¶ Prime: Steve Tobak doesn’t buy the theory, advanced by The Daily News, that Galleon-Scandal insiders Hector Ruiz and Bob Moffit were lured to their doom by a comely lass called Danielle Chiesi — but that’s only because he doesn’t think that she’s much of a “cheerleader.” (The Corner Office)
¶ Sext: Meanwhile, Choire Sicha takes his lorgnette (or is a loupe?) to a new line from Michael Bastian that Michael Williams probably won’t be covering: Homeless Chic. $525 just for long underwear! (The Awl)
¶ Vespers: A long appreciation of Cheever’s Journals from Geoff Dyer — a writer of very similar lyrical gifts.

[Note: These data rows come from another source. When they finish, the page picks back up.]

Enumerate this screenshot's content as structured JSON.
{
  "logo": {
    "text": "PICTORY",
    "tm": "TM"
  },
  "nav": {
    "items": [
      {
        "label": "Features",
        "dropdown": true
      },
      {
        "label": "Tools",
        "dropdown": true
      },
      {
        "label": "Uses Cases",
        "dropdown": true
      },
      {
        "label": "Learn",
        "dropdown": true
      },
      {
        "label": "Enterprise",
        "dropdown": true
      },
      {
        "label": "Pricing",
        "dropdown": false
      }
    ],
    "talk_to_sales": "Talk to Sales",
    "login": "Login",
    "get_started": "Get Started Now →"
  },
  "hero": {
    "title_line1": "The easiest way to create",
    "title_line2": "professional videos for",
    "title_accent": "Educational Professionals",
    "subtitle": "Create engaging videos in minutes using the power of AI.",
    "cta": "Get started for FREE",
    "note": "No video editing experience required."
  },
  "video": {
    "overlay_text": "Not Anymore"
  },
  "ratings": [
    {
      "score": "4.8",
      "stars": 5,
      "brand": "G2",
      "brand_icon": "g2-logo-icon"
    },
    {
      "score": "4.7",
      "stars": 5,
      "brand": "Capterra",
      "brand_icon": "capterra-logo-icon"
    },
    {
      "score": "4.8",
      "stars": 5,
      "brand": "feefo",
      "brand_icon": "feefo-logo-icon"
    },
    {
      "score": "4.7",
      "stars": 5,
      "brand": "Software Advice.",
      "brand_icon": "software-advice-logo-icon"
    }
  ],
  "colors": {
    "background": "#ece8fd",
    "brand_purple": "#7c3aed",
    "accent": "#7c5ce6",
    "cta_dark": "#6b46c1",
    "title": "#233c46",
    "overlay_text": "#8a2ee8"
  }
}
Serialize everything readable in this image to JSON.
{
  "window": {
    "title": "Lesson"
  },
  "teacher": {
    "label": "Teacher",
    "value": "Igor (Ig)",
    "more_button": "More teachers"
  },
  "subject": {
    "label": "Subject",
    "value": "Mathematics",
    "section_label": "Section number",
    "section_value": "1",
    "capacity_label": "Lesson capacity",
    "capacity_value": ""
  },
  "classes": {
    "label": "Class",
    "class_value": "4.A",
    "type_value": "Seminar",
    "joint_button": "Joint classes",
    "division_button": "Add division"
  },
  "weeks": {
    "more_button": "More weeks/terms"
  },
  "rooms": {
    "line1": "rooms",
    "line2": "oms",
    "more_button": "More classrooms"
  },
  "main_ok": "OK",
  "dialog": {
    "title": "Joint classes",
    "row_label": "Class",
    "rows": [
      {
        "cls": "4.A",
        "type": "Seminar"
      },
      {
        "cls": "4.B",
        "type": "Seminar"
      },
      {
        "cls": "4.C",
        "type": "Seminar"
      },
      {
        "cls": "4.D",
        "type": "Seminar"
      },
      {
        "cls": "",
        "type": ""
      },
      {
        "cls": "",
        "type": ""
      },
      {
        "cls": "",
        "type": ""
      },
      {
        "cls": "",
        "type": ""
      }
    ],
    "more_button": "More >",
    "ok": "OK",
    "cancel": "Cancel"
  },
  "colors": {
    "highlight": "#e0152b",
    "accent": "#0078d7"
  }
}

Mr Dyer persuasively ties Cheever’s craftsmanship as a published writer to his repressed homosexuality, and sees both as prisons. (Guardian; via Critical Mass)